Mark: That, or the newfound popularity of my soullessness here at the Glow (where “Mark Abraham” = jerk who doesn’t like stuff everybody else likes, including, but not limited to, the Shins) is actually real. But you’re right. “Only Skin” is fantastic—

Peter: It’s easily the best thing Newsom has ever recorded.

Mark: Sure. I guess I just don’t agree about these songs being all that different. Every other song on the album has the same crevices and pockmarks, and all the Van Dykes in the world don’t change the fact that these are insanely long harp tracks with string accompaniment (bar one). His arrangements are very pretty, but, like, did nobody in the studio say, “hey—all of these songs have that same breakdown. How you gonna differentiate that five times, Mr. SMiLE?” I jokingly said on the board it was our generations Blonde on Blonde (1966), but even Blonde on Blonde has moments like “Rainy Day Women” to use as signposts.

Peter: But he does differentiate them; maybe not as much as you’d like, but I really hear totally different stories in each of these.

Also, I’m not trying to say Ys is a perfect album by any means, and I’m sure other people besides you will get hung up on its length and sameness. But if you give it a chance (or maybe even a dozen chances, if you can stand it), and don’t immediately dismiss it because it’s by Joanna, I’m sure you’ll find something to love.

Mark: I’m not saying I hate it, though. In fact, I think it’s an incredibly important album, and I hope it will inspire other songwriters to start embracing the long-song format again. I just find it incredibly hard to actually sit through the album and pay attention the entire time.

Scott: Amen.

Peter: Ah, to be part of the ADHD generation.

Mark: Now now—that’s a bit of a straw man argument. To me, this album is “Only Skin” and “Emily” and three other tracks that sound a lot like those ones. To me, the album is fantastic in theory, in approach, in its big fuck you to people who embraced or dismissed her as some sort of of-the-land pixie songstress, in its lyrical scope, and in the arrangements and harp playing, but none of that means in practice it has to be awesome. Take “Only Skin” and run, is what I say.

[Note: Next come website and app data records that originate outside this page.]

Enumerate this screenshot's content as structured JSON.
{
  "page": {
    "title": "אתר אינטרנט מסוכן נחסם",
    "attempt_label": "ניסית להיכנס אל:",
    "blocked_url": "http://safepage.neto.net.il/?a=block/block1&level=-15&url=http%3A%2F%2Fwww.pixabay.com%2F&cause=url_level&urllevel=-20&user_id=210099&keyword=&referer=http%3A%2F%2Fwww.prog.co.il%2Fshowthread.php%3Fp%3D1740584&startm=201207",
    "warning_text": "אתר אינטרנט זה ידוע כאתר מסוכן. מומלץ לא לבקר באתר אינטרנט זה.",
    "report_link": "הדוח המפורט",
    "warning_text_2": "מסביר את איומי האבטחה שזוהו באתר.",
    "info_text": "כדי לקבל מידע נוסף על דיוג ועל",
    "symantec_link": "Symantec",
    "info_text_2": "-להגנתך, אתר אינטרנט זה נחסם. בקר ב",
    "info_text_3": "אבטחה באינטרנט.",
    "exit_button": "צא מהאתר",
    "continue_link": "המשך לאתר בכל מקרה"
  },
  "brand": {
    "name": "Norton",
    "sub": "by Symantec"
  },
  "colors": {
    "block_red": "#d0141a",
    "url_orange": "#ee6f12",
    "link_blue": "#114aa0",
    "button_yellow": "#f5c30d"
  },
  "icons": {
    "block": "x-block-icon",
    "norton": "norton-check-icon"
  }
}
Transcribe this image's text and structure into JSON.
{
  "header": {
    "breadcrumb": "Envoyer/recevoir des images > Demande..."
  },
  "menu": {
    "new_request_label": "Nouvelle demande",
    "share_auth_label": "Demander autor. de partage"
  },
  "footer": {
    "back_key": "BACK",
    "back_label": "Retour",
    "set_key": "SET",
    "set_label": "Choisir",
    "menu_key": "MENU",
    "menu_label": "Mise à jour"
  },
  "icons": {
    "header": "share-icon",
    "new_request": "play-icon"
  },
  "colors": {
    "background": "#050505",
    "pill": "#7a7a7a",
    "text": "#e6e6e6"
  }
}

Peter: But you also like the Spice Girls.

Mark: I’m just saying that this is a good album, but the initial shock, for me at least, fades every time I listen.